▶ [Requirement]: Write out the data exactly, keeping every line.

-- Data for analysis follows --

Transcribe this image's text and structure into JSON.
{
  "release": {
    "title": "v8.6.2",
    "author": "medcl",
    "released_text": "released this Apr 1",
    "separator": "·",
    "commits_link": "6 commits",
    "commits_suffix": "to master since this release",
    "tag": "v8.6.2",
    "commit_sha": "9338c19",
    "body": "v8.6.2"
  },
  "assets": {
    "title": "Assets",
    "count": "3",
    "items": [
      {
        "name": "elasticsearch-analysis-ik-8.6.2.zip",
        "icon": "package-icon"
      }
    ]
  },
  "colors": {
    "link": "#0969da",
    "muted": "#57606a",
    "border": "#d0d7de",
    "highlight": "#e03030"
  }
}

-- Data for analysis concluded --

▶ [Your response]:
Transcribe this image's text and structure into JSON.
{
  "release": {
    "title": "v8.6.2",
    "author": "medcl",
    "released_text": "released this Apr 1",
    "separator": "·",
    "commits_link": "6 commits",
    "commits_suffix": "to master since this release",
    "tag": "v8.6.2",
    "commit_sha": "9338c19",
    "body": "v8.6.2"
  },
  "assets": {
    "title": "Assets",
    "count": "3",
    "items": [
      {
        "name": "elasticsearch-analysis-ik-8.6.2.zip",
        "icon": "package-icon"
      }
    ]
  },
  "colors": {
    "link": "#0969da",
    "muted": "#57606a",
    "border": "#d0d7de",
    "highlight": "#e03030"
  }
}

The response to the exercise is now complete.